0

Here is the clip from "Finding Nemo" where "live one" was used. http://youtu.be/zycSnw5PP0g?t=2m19s

1

From the Urban Dictionary

A lively, or interesting or annoying or peculiar or uncontrollable etc etc person

In the clip, it seems to be referring to the lively patient of the dentist.

Wiktionary says that the phrase probably comes from fishing; if a fisherman has hooked a fish that's putting up a battle, they'll refer to it as a live one. This makes it ironic that it would be used by a fish (although a starfish isn't really a fish).

1

Barmer's answer provides a solid and complete response to the OP's specific question, I think. Nevertheless, it may be worth observing that "a live one" has several distinct slang meanings, as is clear from J. E. Lighter, Random House Historical Dictionary of American Slang (1997):

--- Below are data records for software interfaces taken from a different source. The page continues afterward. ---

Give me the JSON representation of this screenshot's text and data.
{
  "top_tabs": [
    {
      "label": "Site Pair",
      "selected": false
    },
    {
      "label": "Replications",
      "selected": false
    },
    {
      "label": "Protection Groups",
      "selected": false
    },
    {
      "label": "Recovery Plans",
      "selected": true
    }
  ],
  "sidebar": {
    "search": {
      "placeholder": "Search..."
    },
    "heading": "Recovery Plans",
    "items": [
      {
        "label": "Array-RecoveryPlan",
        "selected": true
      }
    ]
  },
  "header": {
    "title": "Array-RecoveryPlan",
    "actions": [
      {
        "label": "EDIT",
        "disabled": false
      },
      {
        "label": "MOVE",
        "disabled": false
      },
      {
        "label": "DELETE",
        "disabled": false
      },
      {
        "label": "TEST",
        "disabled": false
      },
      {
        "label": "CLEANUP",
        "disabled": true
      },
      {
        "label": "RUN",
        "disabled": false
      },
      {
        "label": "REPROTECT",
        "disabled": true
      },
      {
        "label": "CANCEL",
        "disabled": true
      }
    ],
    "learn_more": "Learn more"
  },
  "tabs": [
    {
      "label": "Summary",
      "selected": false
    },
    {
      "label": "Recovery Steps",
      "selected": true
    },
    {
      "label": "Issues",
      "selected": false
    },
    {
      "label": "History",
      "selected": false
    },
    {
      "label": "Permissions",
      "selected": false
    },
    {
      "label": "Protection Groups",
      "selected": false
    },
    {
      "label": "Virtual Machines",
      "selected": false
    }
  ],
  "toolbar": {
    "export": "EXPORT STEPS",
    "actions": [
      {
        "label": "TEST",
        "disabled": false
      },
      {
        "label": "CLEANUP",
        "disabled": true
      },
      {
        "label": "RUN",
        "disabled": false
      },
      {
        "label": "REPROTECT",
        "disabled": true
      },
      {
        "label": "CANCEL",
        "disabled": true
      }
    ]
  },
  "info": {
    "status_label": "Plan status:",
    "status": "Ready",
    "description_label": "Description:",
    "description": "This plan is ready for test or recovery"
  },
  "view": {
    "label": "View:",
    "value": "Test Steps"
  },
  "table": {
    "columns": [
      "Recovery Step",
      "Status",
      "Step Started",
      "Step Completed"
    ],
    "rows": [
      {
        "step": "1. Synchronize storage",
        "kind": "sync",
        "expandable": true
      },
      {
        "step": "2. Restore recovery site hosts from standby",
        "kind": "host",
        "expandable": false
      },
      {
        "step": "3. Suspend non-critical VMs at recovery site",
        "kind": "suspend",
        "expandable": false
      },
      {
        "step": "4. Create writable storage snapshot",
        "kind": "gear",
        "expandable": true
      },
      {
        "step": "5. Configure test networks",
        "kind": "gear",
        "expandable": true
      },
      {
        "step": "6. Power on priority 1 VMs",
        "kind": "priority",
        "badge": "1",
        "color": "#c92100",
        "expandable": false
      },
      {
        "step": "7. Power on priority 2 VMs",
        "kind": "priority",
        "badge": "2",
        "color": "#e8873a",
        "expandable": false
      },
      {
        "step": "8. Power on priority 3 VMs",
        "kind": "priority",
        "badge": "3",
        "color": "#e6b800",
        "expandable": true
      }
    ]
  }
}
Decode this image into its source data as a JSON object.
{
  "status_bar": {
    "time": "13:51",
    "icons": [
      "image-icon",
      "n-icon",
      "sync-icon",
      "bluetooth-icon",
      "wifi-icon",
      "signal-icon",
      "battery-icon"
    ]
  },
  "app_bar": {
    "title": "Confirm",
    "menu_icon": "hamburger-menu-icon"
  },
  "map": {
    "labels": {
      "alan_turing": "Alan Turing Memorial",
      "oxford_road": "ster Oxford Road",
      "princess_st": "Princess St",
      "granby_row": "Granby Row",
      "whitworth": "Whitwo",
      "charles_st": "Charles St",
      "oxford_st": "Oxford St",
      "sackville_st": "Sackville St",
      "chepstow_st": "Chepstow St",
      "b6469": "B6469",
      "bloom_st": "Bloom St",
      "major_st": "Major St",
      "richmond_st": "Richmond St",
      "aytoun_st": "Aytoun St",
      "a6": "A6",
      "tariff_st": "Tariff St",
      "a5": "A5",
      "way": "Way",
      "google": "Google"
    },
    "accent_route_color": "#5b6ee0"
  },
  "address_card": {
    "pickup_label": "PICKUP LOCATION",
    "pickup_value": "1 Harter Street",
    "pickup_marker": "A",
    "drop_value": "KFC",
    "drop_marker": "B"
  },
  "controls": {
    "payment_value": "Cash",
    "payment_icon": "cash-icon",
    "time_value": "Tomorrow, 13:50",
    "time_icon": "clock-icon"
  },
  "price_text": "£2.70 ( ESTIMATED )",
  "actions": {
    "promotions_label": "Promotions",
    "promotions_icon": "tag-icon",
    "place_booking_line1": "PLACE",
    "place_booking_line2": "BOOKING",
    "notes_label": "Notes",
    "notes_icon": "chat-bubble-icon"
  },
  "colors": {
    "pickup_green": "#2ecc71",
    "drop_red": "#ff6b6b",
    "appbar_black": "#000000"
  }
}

live one n. something or someone that is especially deserving of attention; Specif.:

1. Horse Racing. a fast horse. [Examples dating back to 1840 omitted.]

2.a. a person who is LIVE [that is, "exceptionally wide-awake or energetic; acute, ardent, full of life"]; (hence) one worthy of attention or favorable regard because of intelligence, skill, friendliness, or the like. [Examples dating back to 1896 omitted.]

b. something that is lively and interesting. [Example from 1909 omitted.]

3. Und[erworld]. a prospective victim of a swindle, esp. a wealthy, gullible person; one who can be easily taken in or exploited, esp. for money; SUCKER. [Examples dating back to 1908 omitted.]

In the OP's video excerpt "live one" seems to mean simply "lively and interesting one," but I have often seen "Looks like we've got a live one" used in scripts and novel dialogue to mean "looks like we've got sucker that we can take advantage of." J. E. Lighter doesn't include any examples of "live one" meaning "fast horse" more recent than 1907, bur it may still be used that way; in current U.S. baseball parlance, "a live one" refers to a good fastball in a pitcher's repertoire of pitches (such a pitcher is sometimes said to have "a live arm").

protected by tchrist Mar 24 '17 at 2:35

Thank you for your interest in this question. Because it has attracted low-quality or spam answers that had to be removed, posting an answer now requires 10 reputation on this site (the association bonus does not count).

Would you like to answer one of these unanswered questions instead?

Not the answer you're looking for? Browse other questions tagged or ask your own question.